Task directions ::
Your task is to work out how many lines in the data include the word "JSON". Reply with the number alone.

Dataset rows for apps and sites:

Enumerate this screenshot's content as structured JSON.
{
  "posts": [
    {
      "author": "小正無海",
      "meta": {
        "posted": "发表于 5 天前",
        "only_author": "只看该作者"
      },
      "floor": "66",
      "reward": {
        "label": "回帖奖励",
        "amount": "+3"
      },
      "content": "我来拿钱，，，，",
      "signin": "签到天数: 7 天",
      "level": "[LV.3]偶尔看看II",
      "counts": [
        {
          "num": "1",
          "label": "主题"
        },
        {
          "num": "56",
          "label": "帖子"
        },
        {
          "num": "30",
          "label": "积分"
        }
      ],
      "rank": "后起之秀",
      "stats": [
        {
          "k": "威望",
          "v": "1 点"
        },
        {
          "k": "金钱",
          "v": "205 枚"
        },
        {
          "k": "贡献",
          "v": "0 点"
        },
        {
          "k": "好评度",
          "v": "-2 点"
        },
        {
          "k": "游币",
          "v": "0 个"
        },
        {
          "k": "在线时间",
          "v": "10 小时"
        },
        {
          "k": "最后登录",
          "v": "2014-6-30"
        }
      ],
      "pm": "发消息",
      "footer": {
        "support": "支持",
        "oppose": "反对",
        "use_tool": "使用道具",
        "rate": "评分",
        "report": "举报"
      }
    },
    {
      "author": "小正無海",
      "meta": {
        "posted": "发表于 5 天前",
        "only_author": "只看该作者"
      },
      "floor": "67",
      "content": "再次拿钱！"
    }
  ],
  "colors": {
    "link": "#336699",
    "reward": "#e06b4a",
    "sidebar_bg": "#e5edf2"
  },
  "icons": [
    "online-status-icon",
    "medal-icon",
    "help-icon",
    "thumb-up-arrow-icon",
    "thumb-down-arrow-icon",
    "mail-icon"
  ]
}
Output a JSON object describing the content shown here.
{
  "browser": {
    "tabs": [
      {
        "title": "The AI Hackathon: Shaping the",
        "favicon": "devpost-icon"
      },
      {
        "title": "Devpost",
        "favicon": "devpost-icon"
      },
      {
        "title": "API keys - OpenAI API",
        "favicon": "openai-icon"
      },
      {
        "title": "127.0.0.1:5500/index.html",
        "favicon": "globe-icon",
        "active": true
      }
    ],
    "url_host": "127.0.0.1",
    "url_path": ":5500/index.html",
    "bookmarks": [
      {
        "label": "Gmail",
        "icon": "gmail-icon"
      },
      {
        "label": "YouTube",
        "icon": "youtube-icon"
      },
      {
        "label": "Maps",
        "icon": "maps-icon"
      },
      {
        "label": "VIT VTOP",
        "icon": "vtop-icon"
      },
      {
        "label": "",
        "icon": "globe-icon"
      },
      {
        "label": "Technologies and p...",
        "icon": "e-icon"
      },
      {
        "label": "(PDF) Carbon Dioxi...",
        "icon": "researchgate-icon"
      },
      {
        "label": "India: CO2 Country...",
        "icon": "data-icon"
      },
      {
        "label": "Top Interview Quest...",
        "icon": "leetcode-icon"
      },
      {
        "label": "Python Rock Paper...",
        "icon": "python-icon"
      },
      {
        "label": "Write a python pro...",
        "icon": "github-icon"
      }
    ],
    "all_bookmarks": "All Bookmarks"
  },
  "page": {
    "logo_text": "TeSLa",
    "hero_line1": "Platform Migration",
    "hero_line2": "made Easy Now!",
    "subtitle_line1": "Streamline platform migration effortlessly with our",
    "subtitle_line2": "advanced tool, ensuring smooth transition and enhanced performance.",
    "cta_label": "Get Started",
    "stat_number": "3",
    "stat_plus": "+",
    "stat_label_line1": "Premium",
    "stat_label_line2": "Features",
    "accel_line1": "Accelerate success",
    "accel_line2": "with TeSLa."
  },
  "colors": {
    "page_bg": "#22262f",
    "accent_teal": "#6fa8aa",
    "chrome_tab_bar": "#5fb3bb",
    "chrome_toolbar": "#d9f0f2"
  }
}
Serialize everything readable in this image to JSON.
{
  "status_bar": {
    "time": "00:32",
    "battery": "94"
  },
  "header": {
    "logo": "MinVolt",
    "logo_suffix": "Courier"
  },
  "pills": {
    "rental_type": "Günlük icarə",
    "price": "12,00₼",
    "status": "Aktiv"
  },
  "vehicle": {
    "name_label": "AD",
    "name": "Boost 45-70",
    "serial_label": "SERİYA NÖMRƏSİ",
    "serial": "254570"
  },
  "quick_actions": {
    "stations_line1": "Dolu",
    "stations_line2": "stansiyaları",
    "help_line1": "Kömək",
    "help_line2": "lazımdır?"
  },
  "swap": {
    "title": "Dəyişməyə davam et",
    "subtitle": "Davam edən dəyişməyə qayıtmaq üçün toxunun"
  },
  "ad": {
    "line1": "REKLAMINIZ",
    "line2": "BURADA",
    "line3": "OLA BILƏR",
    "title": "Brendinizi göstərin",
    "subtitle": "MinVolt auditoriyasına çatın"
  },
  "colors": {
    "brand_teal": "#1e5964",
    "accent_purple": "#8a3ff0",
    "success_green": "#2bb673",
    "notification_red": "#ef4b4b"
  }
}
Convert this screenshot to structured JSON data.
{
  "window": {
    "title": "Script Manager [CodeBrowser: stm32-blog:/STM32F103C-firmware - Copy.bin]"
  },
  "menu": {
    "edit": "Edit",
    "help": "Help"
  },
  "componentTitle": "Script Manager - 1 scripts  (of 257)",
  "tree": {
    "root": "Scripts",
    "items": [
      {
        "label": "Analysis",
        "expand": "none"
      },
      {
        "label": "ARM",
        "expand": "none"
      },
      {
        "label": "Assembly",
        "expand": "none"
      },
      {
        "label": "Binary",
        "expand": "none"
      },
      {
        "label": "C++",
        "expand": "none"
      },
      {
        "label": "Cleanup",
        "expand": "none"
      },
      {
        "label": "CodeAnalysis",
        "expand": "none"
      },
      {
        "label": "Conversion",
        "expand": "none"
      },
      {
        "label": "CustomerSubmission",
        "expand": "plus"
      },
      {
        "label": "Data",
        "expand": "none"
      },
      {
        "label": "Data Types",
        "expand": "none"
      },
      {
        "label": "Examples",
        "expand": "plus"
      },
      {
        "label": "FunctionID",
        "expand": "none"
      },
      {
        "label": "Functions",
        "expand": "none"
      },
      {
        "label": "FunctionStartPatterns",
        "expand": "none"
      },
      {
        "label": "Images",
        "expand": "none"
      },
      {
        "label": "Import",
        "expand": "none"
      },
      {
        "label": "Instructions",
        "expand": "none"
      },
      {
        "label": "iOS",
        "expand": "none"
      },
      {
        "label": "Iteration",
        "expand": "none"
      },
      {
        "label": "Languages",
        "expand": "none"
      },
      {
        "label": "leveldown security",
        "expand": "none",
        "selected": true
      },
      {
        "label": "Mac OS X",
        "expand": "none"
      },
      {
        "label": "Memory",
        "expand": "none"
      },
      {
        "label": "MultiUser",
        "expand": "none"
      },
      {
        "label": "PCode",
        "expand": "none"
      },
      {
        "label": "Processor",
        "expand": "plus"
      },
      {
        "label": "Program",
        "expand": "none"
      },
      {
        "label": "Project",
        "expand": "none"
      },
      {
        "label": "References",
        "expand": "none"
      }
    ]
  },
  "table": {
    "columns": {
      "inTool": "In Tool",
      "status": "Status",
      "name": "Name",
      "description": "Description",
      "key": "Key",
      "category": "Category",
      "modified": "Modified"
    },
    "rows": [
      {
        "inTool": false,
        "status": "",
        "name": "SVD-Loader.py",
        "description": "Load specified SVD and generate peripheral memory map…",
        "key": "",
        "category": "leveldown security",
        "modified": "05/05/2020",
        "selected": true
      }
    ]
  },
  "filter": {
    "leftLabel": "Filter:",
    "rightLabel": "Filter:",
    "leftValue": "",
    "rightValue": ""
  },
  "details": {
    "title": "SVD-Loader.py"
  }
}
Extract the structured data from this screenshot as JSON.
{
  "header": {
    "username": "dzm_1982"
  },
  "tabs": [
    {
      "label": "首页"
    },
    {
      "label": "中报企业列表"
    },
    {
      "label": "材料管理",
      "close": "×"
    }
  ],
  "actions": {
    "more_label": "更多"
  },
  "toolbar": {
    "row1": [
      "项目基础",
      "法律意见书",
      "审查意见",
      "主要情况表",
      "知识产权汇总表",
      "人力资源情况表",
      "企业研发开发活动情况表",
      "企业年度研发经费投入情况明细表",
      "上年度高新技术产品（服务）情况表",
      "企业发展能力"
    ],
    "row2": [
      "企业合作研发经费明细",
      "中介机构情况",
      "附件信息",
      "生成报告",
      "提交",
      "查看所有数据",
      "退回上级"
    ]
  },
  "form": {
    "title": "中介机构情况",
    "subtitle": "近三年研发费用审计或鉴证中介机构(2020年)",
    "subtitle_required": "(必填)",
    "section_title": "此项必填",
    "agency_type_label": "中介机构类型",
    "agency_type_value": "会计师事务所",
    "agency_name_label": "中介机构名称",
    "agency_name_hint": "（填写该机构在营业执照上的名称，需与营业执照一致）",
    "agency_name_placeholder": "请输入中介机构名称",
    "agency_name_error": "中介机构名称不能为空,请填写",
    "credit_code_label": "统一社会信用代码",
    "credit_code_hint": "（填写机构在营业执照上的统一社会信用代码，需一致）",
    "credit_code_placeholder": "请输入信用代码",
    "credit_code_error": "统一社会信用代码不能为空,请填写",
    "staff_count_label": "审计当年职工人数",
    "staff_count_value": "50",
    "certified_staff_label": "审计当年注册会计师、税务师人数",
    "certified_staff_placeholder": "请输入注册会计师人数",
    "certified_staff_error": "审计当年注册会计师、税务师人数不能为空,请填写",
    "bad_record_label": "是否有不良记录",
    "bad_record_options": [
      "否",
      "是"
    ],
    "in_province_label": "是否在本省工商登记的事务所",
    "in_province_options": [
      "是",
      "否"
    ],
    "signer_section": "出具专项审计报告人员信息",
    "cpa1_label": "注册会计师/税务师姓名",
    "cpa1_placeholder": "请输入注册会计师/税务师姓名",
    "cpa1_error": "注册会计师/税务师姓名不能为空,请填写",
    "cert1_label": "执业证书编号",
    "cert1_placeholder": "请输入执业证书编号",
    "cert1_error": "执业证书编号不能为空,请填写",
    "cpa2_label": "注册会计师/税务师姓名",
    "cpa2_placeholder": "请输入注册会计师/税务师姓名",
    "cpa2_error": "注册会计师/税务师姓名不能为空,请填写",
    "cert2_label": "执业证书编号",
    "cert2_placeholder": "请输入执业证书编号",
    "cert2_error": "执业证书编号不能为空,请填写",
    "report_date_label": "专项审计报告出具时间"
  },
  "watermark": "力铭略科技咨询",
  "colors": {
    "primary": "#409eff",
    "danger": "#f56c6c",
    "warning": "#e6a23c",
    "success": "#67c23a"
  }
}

Task result ::
5